(Work required) Below are the records. Gather each line that holds "handle".

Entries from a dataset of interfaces
※ ※ ※

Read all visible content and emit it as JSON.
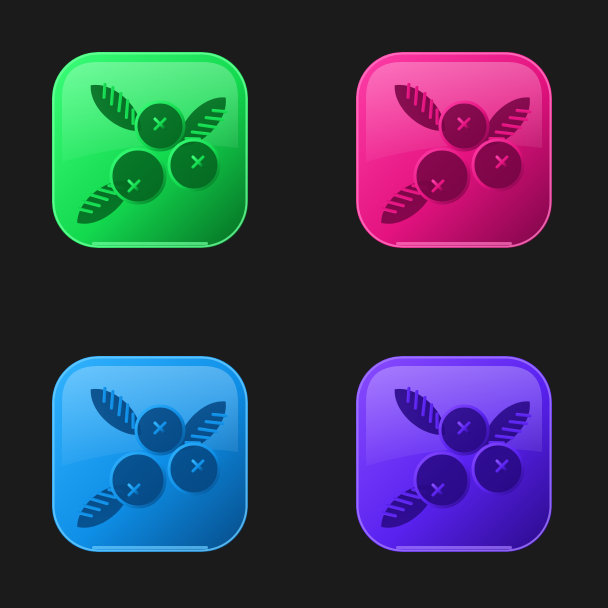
{
  "icons": [
    {
      "id": "green",
      "icon": "berries-icon",
      "colors": {
        "light": "#3dff7a",
        "mid": "#13d94f",
        "dark": "#056b22",
        "edge": "#6dff9c"
      }
    },
    {
      "id": "pink",
      "icon": "berries-icon",
      "colors": {
        "light": "#ff3fa8",
        "mid": "#e3127f",
        "dark": "#7a0546",
        "edge": "#ff78c2"
      }
    },
    {
      "id": "blue",
      "icon": "berries-icon",
      "colors": {
        "light": "#33b4ff",
        "mid": "#0e8ee6",
        "dark": "#064a86",
        "edge": "#69cbff"
      }
    },
    {
      "id": "purple",
      "icon": "berries-icon",
      "colors": {
        "light": "#8a4dff",
        "mid": "#5a22f0",
        "dark": "#2a0a88",
        "edge": "#a27bff"
      }
    }
  ]
}
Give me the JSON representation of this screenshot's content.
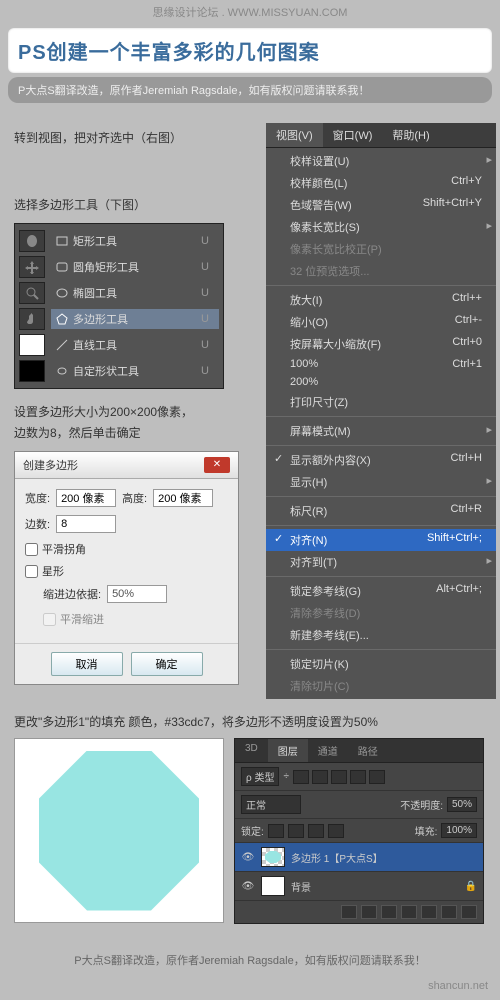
{
  "credits": {
    "top": "思缘设计论坛 . WWW.MISSYUAN.COM",
    "sub": "P大点S翻译改造，原作者Jeremiah Ragsdale，如有版权问题请联系我！",
    "footer": "P大点S翻译改造，原作者Jeremiah Ragsdale，如有版权问题请联系我！",
    "watermark": "shancun.net"
  },
  "title": "PS创建一个丰富多彩的几何图案",
  "instructions": {
    "step1": "转到视图，把对齐选中（右图）",
    "step2": "选择多边形工具（下图）",
    "step3a": "设置多边形大小为200×200像素，",
    "step3b": "边数为8，然后单击确定",
    "step4": "更改\"多边形1\"的填充 颜色，#33cdc7，将多边形不透明度设置为50%"
  },
  "tools": {
    "items": [
      {
        "label": "矩形工具",
        "key": "U",
        "sel": false
      },
      {
        "label": "圆角矩形工具",
        "key": "U",
        "sel": false
      },
      {
        "label": "椭圆工具",
        "key": "U",
        "sel": false
      },
      {
        "label": "多边形工具",
        "key": "U",
        "sel": true
      },
      {
        "label": "直线工具",
        "key": "U",
        "sel": false
      },
      {
        "label": "自定形状工具",
        "key": "U",
        "sel": false
      }
    ]
  },
  "menu": {
    "tabs": [
      "视图(V)",
      "窗口(W)",
      "帮助(H)"
    ],
    "items": [
      {
        "label": "校样设置(U)",
        "sub": true,
        "group": 1
      },
      {
        "label": "校样颜色(L)",
        "shortcut": "Ctrl+Y",
        "group": 1
      },
      {
        "label": "色域警告(W)",
        "shortcut": "Shift+Ctrl+Y",
        "group": 1
      },
      {
        "label": "像素长宽比(S)",
        "sub": true,
        "group": 1
      },
      {
        "label": "像素长宽比校正(P)",
        "disabled": true,
        "group": 1
      },
      {
        "label": "32 位预览选项...",
        "disabled": true,
        "group": 1
      },
      {
        "label": "放大(I)",
        "shortcut": "Ctrl++",
        "group": 2
      },
      {
        "label": "缩小(O)",
        "shortcut": "Ctrl+-",
        "group": 2
      },
      {
        "label": "按屏幕大小缩放(F)",
        "shortcut": "Ctrl+0",
        "group": 2
      },
      {
        "label": "100%",
        "shortcut": "Ctrl+1",
        "group": 2
      },
      {
        "label": "200%",
        "group": 2
      },
      {
        "label": "打印尺寸(Z)",
        "group": 2
      },
      {
        "label": "屏幕模式(M)",
        "sub": true,
        "group": 3
      },
      {
        "label": "显示额外内容(X)",
        "shortcut": "Ctrl+H",
        "check": true,
        "group": 4
      },
      {
        "label": "显示(H)",
        "sub": true,
        "group": 4
      },
      {
        "label": "标尺(R)",
        "shortcut": "Ctrl+R",
        "group": 5
      },
      {
        "label": "对齐(N)",
        "shortcut": "Shift+Ctrl+;",
        "check": true,
        "sel": true,
        "group": 6
      },
      {
        "label": "对齐到(T)",
        "sub": true,
        "group": 6
      },
      {
        "label": "锁定参考线(G)",
        "shortcut": "Alt+Ctrl+;",
        "group": 7
      },
      {
        "label": "清除参考线(D)",
        "disabled": true,
        "group": 7
      },
      {
        "label": "新建参考线(E)...",
        "group": 7
      },
      {
        "label": "锁定切片(K)",
        "group": 8
      },
      {
        "label": "清除切片(C)",
        "disabled": true,
        "group": 8
      }
    ]
  },
  "dialog": {
    "title": "创建多边形",
    "width_lbl": "宽度:",
    "width_val": "200 像素",
    "height_lbl": "高度:",
    "height_val": "200 像素",
    "sides_lbl": "边数:",
    "sides_val": "8",
    "smooth": "平滑拐角",
    "star": "星形",
    "indent_lbl": "缩进边依据:",
    "indent_val": "50%",
    "smooth_indent": "平滑缩进",
    "cancel": "取消",
    "ok": "确定"
  },
  "layers": {
    "tabs": [
      "3D",
      "图层",
      "通道",
      "路径"
    ],
    "kind": "ρ 类型",
    "mode": "正常",
    "opacity_lbl": "不透明度:",
    "opacity_val": "50%",
    "lock_lbl": "锁定:",
    "fill_lbl": "填充:",
    "fill_val": "100%",
    "rows": [
      {
        "name": "多边形 1【P大点S】",
        "sel": true,
        "shape": true
      },
      {
        "name": "背景",
        "sel": false,
        "lock": true
      }
    ]
  },
  "colors": {
    "octagon": "#98e5e2",
    "accent": "#2e69c2"
  }
}
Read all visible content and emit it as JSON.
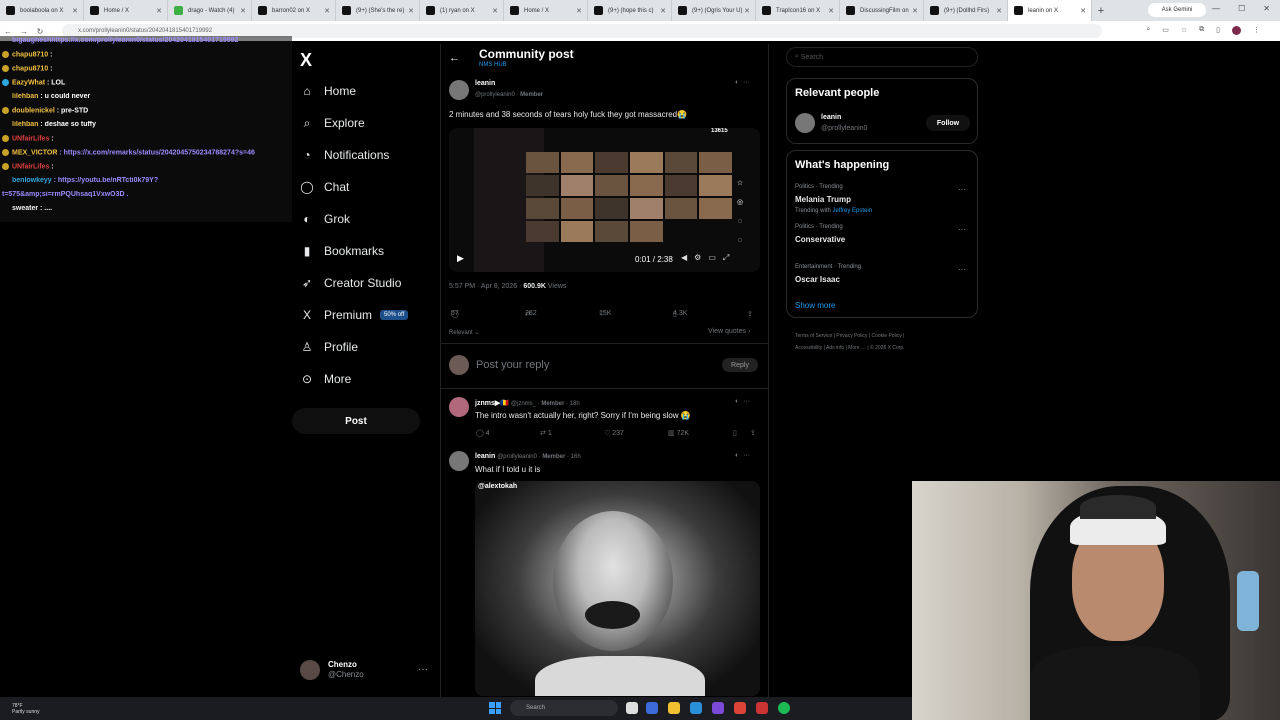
{
  "browser": {
    "tabs": [
      {
        "label": "boolaboola on X",
        "color": "#111111"
      },
      {
        "label": "Home / X",
        "color": "#111111"
      },
      {
        "label": "drago - Watch (4)",
        "color": "#3cb043"
      },
      {
        "label": "barron02 on X",
        "color": "#111111"
      },
      {
        "label": "(9+) (She's the re)",
        "color": "#111111"
      },
      {
        "label": "(1) ryan on X",
        "color": "#111111"
      },
      {
        "label": "Home / X",
        "color": "#111111"
      },
      {
        "label": "(9+) (hope this c)",
        "color": "#111111"
      },
      {
        "label": "(9+) (Ogris Your U)",
        "color": "#111111"
      },
      {
        "label": "TrapIcon16 on X",
        "color": "#111111"
      },
      {
        "label": "DiscussingFilm on",
        "color": "#111111"
      },
      {
        "label": "(9+) (Dollhd Firs)",
        "color": "#111111"
      },
      {
        "label": "leanin on X",
        "color": "#111111"
      }
    ],
    "ask_button": "Ask Gemini",
    "url": "x.com/prollyleanin0/status/2042041815401719992"
  },
  "chat": {
    "lines": [
      {
        "name": "bigaughesh",
        "name_color": "#9b8cff",
        "message": "https://x.com/prollyleanin0/status/2042041815401719992",
        "is_link": true,
        "badge": ""
      },
      {
        "name": "chapu8710",
        "name_color": "#f0c040",
        "message": " :",
        "is_link": false,
        "badge": "#c9a227"
      },
      {
        "name": "chapu8710",
        "name_color": "#f0c040",
        "message": " :",
        "is_link": false,
        "badge": "#c9a227"
      },
      {
        "name": "EazyWhat",
        "name_color": "#f0c040",
        "message": " : LOL",
        "is_link": false,
        "badge": "#2fa8e0"
      },
      {
        "name": "lilehban",
        "name_color": "#f0c040",
        "message": " : u could never",
        "is_link": false,
        "badge": ""
      },
      {
        "name": "doublenickel",
        "name_color": "#f0c040",
        "message": " : pre-STD",
        "is_link": false,
        "badge": "#c9a227"
      },
      {
        "name": "lilehban",
        "name_color": "#f0c040",
        "message": " : deshae so tuffy",
        "is_link": false,
        "badge": ""
      },
      {
        "name": "UNfairLifes",
        "name_color": "#e04040",
        "message": " :",
        "is_link": false,
        "badge": "#c9a227"
      },
      {
        "name": "MEX_VICTOR",
        "name_color": "#f0c040",
        "message": " : https://x.com/remarks/status/2042045750234788274?s=46",
        "is_link": true,
        "badge": "#c9a227"
      },
      {
        "name": "UNfairLifes",
        "name_color": "#e04040",
        "message": " :",
        "is_link": false,
        "badge": "#c9a227"
      },
      {
        "name": "benlowkeyy",
        "name_color": "#2fa8e0",
        "message": " : https://youtu.be/nRTcti0k79Y?",
        "is_link": true,
        "badge": ""
      },
      {
        "name": "",
        "name_color": "#9b8cff",
        "message": "t=575&amp;si=rmPQUhsaq1VxwO3D .",
        "is_link": true,
        "badge": ""
      },
      {
        "name": "sweater",
        "name_color": "#f0f0f0",
        "message": " : ....",
        "is_link": false,
        "badge": ""
      }
    ]
  },
  "nav": {
    "items": [
      {
        "label": "Home",
        "icon": "home-icon",
        "glyph": "⌂"
      },
      {
        "label": "Explore",
        "icon": "search-icon",
        "glyph": "⌕"
      },
      {
        "label": "Notifications",
        "icon": "bell-icon",
        "glyph": "◔"
      },
      {
        "label": "Chat",
        "icon": "chat-icon",
        "glyph": "◯"
      },
      {
        "label": "Grok",
        "icon": "grok-icon",
        "glyph": "◐"
      },
      {
        "label": "Bookmarks",
        "icon": "bookmark-icon",
        "glyph": "▮"
      },
      {
        "label": "Creator Studio",
        "icon": "rocket-icon",
        "glyph": "➶"
      },
      {
        "label": "Premium",
        "icon": "x-logo-icon",
        "glyph": "X"
      },
      {
        "label": "Profile",
        "icon": "person-icon",
        "glyph": "♙"
      },
      {
        "label": "More",
        "icon": "more-circle-icon",
        "glyph": "⊙"
      }
    ],
    "premium_badge": "50% off",
    "post_button": "Post",
    "account": {
      "name": "Chenzo",
      "handle": "@Chenzo"
    }
  },
  "main": {
    "title": "Community post",
    "subtitle": "NMS HUB",
    "post": {
      "name": "leanin",
      "handle": "@prollyleanin0",
      "member": "Member",
      "text": "2 minutes and 38 seconds of tears holy fuck they got massacred😭",
      "video_time": "0:01 / 2:38",
      "video_count": "13615",
      "timestamp": "5:57 PM · Apr 8, 2026 · ",
      "views_number": "600.9K",
      "views_label": " Views",
      "replies": "57",
      "reposts": "262",
      "likes": "15K",
      "bookmarks": "4.3K",
      "relevant": "Relevant",
      "view_quotes": "View quotes"
    },
    "reply": {
      "placeholder": "Post your reply",
      "button": "Reply"
    },
    "comments": [
      {
        "name": "jznms▶🇷🇴",
        "handle": "@jznms_",
        "member": "Member",
        "time": "18h",
        "text": "The intro wasn't actually her, right? Sorry if I'm being slow 😭",
        "replies": "4",
        "reposts": "1",
        "likes": "237",
        "views": "72K"
      },
      {
        "name": "leanin",
        "handle": "@prollyleanin0",
        "member": "Member",
        "time": "16h",
        "text": "What if I told u it is",
        "video_label": "@alextokah"
      }
    ]
  },
  "right": {
    "search_placeholder": "Search",
    "relevant_title": "Relevant people",
    "relevant_person": {
      "name": "leanin",
      "handle": "@prollyleanin0",
      "follow": "Follow"
    },
    "happening_title": "What's happening",
    "trends": [
      {
        "meta": "Politics · Trending",
        "name": "Melania Trump",
        "extra_prefix": "Trending with ",
        "extra_link": "Jeffrey Epstein"
      },
      {
        "meta": "Politics · Trending",
        "name": "Conservative",
        "extra_prefix": "",
        "extra_link": ""
      },
      {
        "meta": "Entertainment · Trending",
        "name": "Oscar Isaac",
        "extra_prefix": "",
        "extra_link": ""
      }
    ],
    "show_more": "Show more",
    "footer_line1": "Terms of Service  |  Privacy Policy  |  Cookie Policy  |",
    "footer_line2": "Accessibility  |  Ads info  |  More …  |  © 2026 X Corp."
  },
  "taskbar": {
    "weather_temp": "78°F",
    "weather_desc": "Partly sunny",
    "search": "Search"
  }
}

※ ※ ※

(Answer to the exercise)
      "handle": "@Chenzo"
      "handle": "@prollyleanin0",
        "handle": "@jznms_",
        "handle": "@prollyleanin0",
      "handle": "@prollyleanin0",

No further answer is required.